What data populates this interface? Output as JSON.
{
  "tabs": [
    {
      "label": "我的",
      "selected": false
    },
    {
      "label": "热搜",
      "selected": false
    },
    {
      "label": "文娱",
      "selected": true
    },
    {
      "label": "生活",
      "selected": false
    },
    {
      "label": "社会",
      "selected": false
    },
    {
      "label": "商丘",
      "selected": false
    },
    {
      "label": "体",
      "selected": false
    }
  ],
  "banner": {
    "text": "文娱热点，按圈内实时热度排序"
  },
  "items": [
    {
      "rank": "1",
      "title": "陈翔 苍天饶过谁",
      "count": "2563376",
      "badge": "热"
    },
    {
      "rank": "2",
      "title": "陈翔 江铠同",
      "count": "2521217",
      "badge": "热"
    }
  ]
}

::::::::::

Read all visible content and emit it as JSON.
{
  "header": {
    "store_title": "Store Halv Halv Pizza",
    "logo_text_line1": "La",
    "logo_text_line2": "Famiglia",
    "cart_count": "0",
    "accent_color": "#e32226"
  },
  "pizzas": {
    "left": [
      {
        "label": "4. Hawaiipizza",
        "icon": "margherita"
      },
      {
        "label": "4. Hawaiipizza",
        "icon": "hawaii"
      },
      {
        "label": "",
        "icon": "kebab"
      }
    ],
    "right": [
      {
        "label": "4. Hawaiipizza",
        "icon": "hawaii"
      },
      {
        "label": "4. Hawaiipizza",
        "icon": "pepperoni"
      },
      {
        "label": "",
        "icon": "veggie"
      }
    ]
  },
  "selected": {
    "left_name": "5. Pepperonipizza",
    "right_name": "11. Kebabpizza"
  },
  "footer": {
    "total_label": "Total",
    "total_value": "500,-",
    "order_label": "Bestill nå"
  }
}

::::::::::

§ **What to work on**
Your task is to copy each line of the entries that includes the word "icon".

§ **Written answer**
        "icon": "margherita"
        "icon": "hawaii"
        "icon": "kebab"
        "icon": "hawaii"
        "icon": "pepperoni"
        "icon": "veggie"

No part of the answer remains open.